Laura Getting distribution totally changed my business—increasing its national and international reach, helping me grow my brand, and allowing me to fulfill my mission of urging readers to buy at indie bookstores. My field sales reps at Publishers Group West do an excellent job getting us shelf space across the US, and that allows me to say ‘find this novel at your local bookstore’. Our titles are also available online, but I want readers to go to their local bookstores, have conversations with authors and other readers, and shop locally. Without distribution, it’d be much harder to make our books available in those channels.
Roz I’m going to say a few words here as an author who’s so far been indie. With Forest Ave you’ve got something that few indie authors can. Availability is one thing – a line in a catalogue, on paper or on line. But you’ve got champions talking about your titles to booksellers, who then recommend them to customers who’ll love them. We’ll talk about this more in later posts, but I wanted to emphasise this. Certain kinds of books thrive with this personal touch; ambassadors do better for them than algorithms.

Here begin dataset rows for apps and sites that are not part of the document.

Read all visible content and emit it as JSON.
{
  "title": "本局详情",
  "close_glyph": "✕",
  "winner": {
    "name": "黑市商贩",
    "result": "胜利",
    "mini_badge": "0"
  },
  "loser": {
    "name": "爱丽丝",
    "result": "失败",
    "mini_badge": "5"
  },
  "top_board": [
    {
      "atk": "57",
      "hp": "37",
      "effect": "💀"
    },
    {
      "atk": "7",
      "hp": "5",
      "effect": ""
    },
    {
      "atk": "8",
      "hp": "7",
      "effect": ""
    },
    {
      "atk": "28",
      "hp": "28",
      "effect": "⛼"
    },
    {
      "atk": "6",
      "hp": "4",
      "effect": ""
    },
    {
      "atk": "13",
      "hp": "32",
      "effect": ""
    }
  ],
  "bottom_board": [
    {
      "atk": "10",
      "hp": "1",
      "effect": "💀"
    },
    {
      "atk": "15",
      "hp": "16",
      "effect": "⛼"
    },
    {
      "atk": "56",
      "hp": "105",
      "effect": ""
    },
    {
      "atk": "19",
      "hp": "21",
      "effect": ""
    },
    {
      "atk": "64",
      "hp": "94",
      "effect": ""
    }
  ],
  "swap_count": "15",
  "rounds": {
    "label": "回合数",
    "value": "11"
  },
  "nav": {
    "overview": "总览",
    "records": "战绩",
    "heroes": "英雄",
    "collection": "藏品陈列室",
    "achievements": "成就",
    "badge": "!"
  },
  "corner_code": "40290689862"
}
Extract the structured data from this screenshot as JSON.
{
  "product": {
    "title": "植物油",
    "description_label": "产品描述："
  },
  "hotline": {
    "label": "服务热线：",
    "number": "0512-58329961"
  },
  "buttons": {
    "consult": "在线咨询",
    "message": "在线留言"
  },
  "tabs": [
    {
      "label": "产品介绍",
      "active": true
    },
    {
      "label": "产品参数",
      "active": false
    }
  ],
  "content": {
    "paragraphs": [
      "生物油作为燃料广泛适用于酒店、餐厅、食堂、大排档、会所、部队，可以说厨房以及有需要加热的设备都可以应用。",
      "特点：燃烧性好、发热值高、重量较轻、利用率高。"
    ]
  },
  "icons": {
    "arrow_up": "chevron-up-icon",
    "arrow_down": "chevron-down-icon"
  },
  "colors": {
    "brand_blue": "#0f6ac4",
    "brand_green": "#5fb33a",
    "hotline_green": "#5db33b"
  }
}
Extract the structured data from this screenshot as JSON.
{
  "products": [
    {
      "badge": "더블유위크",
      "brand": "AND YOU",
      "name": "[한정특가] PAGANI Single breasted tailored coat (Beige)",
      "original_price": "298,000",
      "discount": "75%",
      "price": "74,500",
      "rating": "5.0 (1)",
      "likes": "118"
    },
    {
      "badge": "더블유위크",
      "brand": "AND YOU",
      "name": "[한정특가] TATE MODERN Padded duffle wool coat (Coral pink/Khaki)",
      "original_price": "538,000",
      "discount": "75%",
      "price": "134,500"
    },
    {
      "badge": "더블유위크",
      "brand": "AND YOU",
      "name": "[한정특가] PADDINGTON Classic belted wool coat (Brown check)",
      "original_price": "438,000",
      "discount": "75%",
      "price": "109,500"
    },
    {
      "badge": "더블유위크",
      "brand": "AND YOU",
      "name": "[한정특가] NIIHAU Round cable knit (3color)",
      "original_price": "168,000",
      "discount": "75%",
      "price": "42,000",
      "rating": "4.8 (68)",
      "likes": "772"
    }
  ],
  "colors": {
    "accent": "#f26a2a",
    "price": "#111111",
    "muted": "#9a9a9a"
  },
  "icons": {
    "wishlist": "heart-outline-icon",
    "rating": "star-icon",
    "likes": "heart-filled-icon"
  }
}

Coming next time: a week in the life of a small press
If you dig way back in the archives here, you’ll find comments from Laura Stanfill. She was an energetic correspondent in the early years of my blog and we’re both fans of the slow-maturing, carefully built novel.
In 2012 she went quiet and it turned out she’d been brewing an audacious project – her own publishing house, Forest Avenue Press (hence her Twitter name @ForestAvePress). It’s a testament to her energy that I heard plenty about Forest Avenue before I knew Laura was behind it, and once I did, I badgered her for a proper interview.
I’m thrilled that she’s agreed to talk about this pioneering journey, and especially the tricky business of building an imprint in one of the most challenging – and dare I say it, cautious – corners of the literary world. Actually, it doesn’t have to be cautious, as you’ll see.
Once we got talking, we had way too much for one blog post, so the Laura interview will be my theme for this week. Here’s how it will go:
Birth of a press – ‘I knew so many talented authors being turned away…’
Marketing literary fiction – ‘There are readers who need these stories…’
A week in the life of a small press
Movements, movers and shakers – publishers and authors as literary citizens
See you tomorrow!